I can’t be the only one who is completely sick of talking about Facebook, thinking about what I read on Facebook, or wishing there was an IQ test before people are allowed to post on Facebook.

So yeah, here I am writing about Facebook again, but maybe that’s because I’m logging off Facebook for Lent. No, I don’t usually celebrate “Lent” in the strict sense of the word, but this year I am trying to focus more on relaxing, my relationship with God and simply detoxing my brain. And to do that I have deactivated my Facebook account for an entire – gulp – 40 days. (I do, however, have a business page that is being maintained by a “ghost account” simply for blog posts. I won’t really be checking it because not too many people see the page,  however, and I have no “friends” on the ghost account.)

Incidentally, the phrase “detoxing my brain” makes me think of sliding a toilet brush in and out of my ears and after reading the cesspool that is the current state of national news, I think that might be a good analogy. I’ve really been trying to avoid the news as I begin to detox, I really have, but almost every day I find myself peeking through my fingers, hoping something positive has happened, only to see it’s only gotten worse every, single day. It’s completely insane how crazy the national media is and I no longer know what is true or who to believe so I decided not to believe any of them. Part of my detox, therefore, will also be trying not to look at any news sites, which I have actually blocked on my phone.

Note I say “national media. My husband is a member of the small town news media, and I used to be, and that is a whole other “kettle of fish”, so to speak. Smalltown news is pretty tame and less prone to sensationalism, though some people are convinced that the behavior of the national media is trickling down to the local newspapers. They look for conspiracies even in the coverage of the school board meetings, as if any of the small town reporters have enough time or gumption to concoct stories slanted one way or another. Most small town reporters want to get in and get out of their meetings and go home on their meager salaries and eat some beans out of a can while binge-watching Netflix, since they can’t afford cable on their salary.

But I have digressed – as I so often do.

My brother and his wife have decided to completely delete their Facebook accounts after Lent, if not before.

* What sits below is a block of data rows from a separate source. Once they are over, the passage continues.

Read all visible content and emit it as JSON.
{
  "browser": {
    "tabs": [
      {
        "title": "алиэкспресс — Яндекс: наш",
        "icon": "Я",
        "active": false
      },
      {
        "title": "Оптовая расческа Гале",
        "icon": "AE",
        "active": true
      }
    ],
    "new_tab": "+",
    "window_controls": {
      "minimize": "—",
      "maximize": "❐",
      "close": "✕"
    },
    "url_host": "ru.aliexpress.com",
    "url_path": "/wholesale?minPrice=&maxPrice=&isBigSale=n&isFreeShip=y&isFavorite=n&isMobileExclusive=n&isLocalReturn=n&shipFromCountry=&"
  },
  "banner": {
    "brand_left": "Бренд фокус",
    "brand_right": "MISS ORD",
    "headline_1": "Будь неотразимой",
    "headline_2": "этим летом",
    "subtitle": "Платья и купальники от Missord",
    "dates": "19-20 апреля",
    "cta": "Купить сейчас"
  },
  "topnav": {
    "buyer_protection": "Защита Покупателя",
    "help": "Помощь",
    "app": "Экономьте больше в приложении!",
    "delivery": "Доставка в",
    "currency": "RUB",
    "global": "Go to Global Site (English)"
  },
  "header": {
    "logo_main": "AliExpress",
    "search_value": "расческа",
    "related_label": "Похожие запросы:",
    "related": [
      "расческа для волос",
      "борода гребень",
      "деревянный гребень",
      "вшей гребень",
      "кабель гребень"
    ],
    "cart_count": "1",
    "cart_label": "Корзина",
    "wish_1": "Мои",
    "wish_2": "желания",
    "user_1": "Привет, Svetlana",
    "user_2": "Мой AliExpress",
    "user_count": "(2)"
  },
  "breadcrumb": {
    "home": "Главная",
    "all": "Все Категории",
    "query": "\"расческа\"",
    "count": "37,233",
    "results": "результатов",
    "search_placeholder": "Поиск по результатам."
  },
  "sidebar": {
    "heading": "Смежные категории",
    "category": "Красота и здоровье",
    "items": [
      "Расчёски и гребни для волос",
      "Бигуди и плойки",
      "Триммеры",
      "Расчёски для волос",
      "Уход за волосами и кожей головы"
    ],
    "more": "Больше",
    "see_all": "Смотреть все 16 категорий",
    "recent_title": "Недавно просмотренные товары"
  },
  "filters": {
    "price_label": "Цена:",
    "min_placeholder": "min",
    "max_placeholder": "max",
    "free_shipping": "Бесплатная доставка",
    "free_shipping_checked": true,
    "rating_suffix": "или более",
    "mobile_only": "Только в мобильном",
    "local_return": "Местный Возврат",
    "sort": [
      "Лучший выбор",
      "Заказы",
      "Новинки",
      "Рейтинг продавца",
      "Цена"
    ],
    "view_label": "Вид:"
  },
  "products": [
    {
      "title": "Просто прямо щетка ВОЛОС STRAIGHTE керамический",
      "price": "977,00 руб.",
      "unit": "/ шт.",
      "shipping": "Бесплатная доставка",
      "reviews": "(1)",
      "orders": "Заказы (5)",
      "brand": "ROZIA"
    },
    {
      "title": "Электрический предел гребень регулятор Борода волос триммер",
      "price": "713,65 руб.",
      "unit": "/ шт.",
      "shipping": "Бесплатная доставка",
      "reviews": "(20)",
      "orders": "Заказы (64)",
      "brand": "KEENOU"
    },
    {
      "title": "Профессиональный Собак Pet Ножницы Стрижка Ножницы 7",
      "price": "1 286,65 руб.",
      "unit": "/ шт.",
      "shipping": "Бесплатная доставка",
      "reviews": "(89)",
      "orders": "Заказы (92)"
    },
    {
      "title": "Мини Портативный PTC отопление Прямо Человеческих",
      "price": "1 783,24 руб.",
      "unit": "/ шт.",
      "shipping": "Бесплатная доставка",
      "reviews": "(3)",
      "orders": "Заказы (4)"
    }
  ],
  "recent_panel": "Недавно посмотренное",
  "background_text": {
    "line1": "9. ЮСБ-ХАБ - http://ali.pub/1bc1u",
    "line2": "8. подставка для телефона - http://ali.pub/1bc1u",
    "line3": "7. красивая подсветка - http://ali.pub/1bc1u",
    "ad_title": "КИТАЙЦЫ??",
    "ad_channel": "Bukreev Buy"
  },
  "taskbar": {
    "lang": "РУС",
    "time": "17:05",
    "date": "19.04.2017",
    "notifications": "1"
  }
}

Adapting to a world without Facebook will be a challenge, but it’s needed, my brother, who will turn 50 in a few more months, says. Turning 50 has apparently caused him to reexamine his life and I’d rather he give up Facebook than dump his wife for a younger woman and buy a Harley during this phase. I’ll miss tagging him in all those memes about being the favorite child, but texting him to say so will do just as well.

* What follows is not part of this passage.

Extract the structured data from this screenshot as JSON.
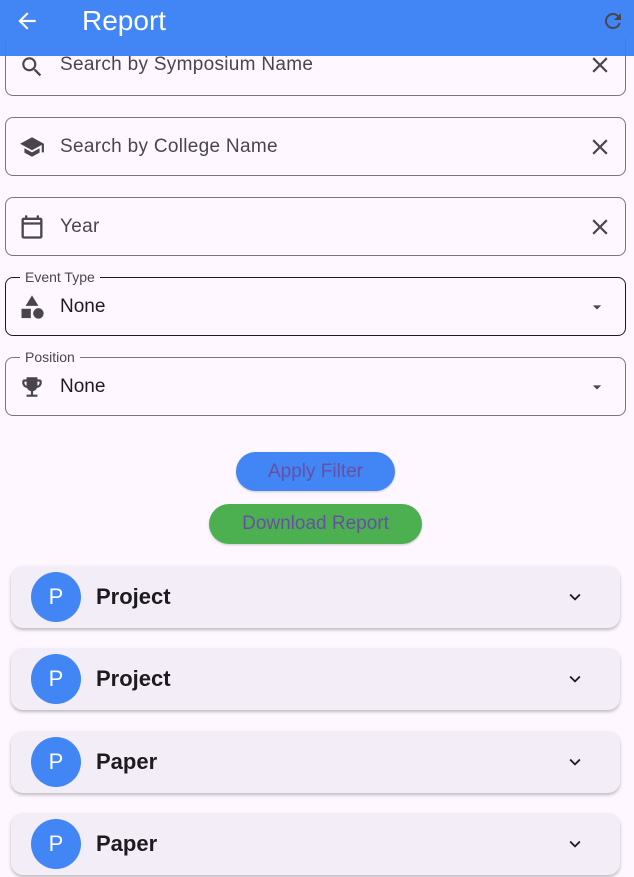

I am torn between wanting to completely delete my account and keeping it to stay in contact with some friends and family, but honestly, most of those friends and family don’t actually speak to me, even on Facebook. Most likely I’ll decide to say good-bye to Facebook by the end of Lent. I highly doubt I will be missing much when I do and I might even have more time for other activities like I did when I took a break from the social media giant in December. The best thing about shutting my account down? Never writing another bloody blog post about Facebook and hopefully never talking about it again either.

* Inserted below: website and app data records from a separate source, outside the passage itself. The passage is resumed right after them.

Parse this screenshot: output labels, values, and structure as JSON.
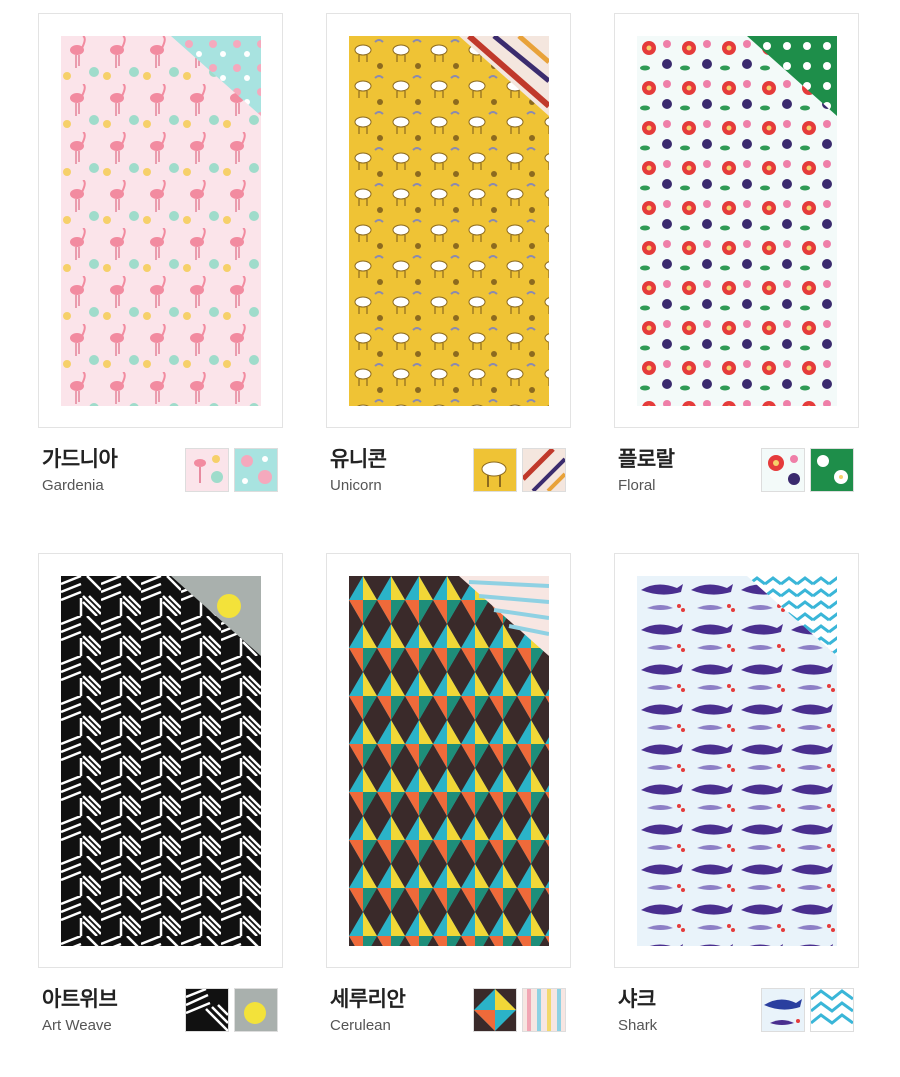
{
  "products": [
    {
      "id": "gardenia",
      "name_kr": "가드니아",
      "name_en": "Gardenia",
      "colors": {
        "base": "#f8dde3",
        "accent": "#f28ba0",
        "flap": "#a8e3e0"
      },
      "swatches": [
        {
          "icon": "flamingo-pattern-swatch"
        },
        {
          "icon": "floral-mint-swatch"
        }
      ]
    },
    {
      "id": "unicorn",
      "name_kr": "유니콘",
      "name_en": "Unicorn",
      "colors": {
        "base": "#efc335",
        "accent": "#8c6a1f",
        "flap": "#f4e6de"
      },
      "swatches": [
        {
          "icon": "unicorn-yellow-swatch"
        },
        {
          "icon": "leaf-stripe-swatch"
        }
      ]
    },
    {
      "id": "floral",
      "name_kr": "플로랄",
      "name_en": "Floral",
      "colors": {
        "base": "#f3faf9",
        "accent": "#e53b3b",
        "flap": "#1e8e4a"
      },
      "swatches": [
        {
          "icon": "floral-white-swatch"
        },
        {
          "icon": "floral-green-swatch"
        }
      ]
    },
    {
      "id": "art-weave",
      "name_kr": "아트위브",
      "name_en": "Art Weave",
      "colors": {
        "base": "#111111",
        "accent": "#ffffff",
        "flap": "#a9b0ad"
      },
      "swatches": [
        {
          "icon": "weave-bw-swatch"
        },
        {
          "icon": "sun-yellow-swatch"
        }
      ]
    },
    {
      "id": "cerulean",
      "name_kr": "세루리안",
      "name_en": "Cerulean",
      "colors": {
        "base": "#3a2a2a",
        "accent": "#2bb3c8",
        "flap": "#f7e6e2"
      },
      "swatches": [
        {
          "icon": "diamond-swatch"
        },
        {
          "icon": "stripe-pastel-swatch"
        }
      ]
    },
    {
      "id": "shark",
      "name_kr": "샤크",
      "name_en": "Shark",
      "colors": {
        "base": "#e9f3fa",
        "accent": "#4a2f8f",
        "flap": "#3ab6d8"
      },
      "swatches": [
        {
          "icon": "shark-swatch"
        },
        {
          "icon": "chevron-blue-swatch"
        }
      ]
    }
  ]
}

Planning to take a Facebook break yourself? Here is a link to some tips I learned during my last Facebook break.